If you’re looking for how to clean vinyl records, you’ve come to the right place. Maintaining clean records is just as important for good sound as having quality equipment. This article's goal is to show you how to properly clean your precious custom vinyl records to get the finest possible sound from them. Here are the three key ways to do so!
A vacuum-powered vinyl record cleaner is arguably the greatest method for thoroughly cleaning vinyl records. It minimizes pressure and direct contact with the delicate record while sucking up the dirt and dust that have embedded themselves in the grooves of the vinyl.
The Record Doctor V Record Cleaning Machine offers the best value for your money out of all the vacuum cleaners designed specifically to clean vinyl records.
Though most expensive, this method of cleaning is worth the investment especially if you want to protect treasured pieces like a rare vintage record or a custom made vinyl record.
You can choose to go with a record washer instead of a record vacuum if you prefer a more affordable option.
The Spin Clean beginning kit is what we'd recommend. It's a manual device with brushes and rollers that cleans your recordings with an accompanying solution. You simply need to place the record into the cleaner, rotate it a few times by hand, and you're finished.
Additionally, it's a wonderful way to deep-clean extremely soiled vinyl records.
If you don't wish to purchase a costly washer or vacuum, the best way to clean vinyl records is simply by hand. With just a brush, some cleaning solution, and a microfiber cloth, you can effortlessly clean your records by hand. There are only four easy steps to cleaning vinyl records when you're on a budget and at home:
Get yourself a record brush, and start by using it to lightly brush the record's surface in a circular motion (always follow the grooves).
You want to pick up larger pieces of dust and debris from the record, but you don't want to damage the grooves, so don't apply too much pressure here.
Move on to the following steps for a deeper clean, especially if you purchased the record used, it has been sitting in storage for a while, or it simply looks noticeably dirty.
We don't advise mixing water and dish soap, even though some people do. Instead, we advise using a cleaning agent made specifically for vinyl records.
However, we advise staying away from any that include isopropyl alcohol. While it will remove the grime from your record, many claim that, over time, it will also harm the vinyl's protective layer. If you must use an isopropyl alcohol-containing solution, do so sparingly.
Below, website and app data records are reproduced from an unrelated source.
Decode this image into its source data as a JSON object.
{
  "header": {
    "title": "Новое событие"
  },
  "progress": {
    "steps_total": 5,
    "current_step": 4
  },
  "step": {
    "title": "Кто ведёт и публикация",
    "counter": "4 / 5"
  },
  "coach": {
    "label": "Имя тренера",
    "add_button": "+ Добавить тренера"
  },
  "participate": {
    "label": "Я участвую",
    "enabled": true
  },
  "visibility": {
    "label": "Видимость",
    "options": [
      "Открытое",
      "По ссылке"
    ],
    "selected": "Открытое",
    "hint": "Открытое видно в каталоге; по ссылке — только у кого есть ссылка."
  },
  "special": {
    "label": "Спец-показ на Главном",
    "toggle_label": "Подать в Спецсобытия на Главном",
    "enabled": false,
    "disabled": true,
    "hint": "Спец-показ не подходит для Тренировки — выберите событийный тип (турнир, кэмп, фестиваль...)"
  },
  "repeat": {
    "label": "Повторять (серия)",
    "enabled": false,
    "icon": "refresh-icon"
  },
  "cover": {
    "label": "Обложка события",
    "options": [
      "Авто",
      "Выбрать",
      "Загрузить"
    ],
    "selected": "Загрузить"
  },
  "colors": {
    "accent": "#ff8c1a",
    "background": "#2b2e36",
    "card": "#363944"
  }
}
To remove any remaining soap residue, repeat this process one more time using only deionized water.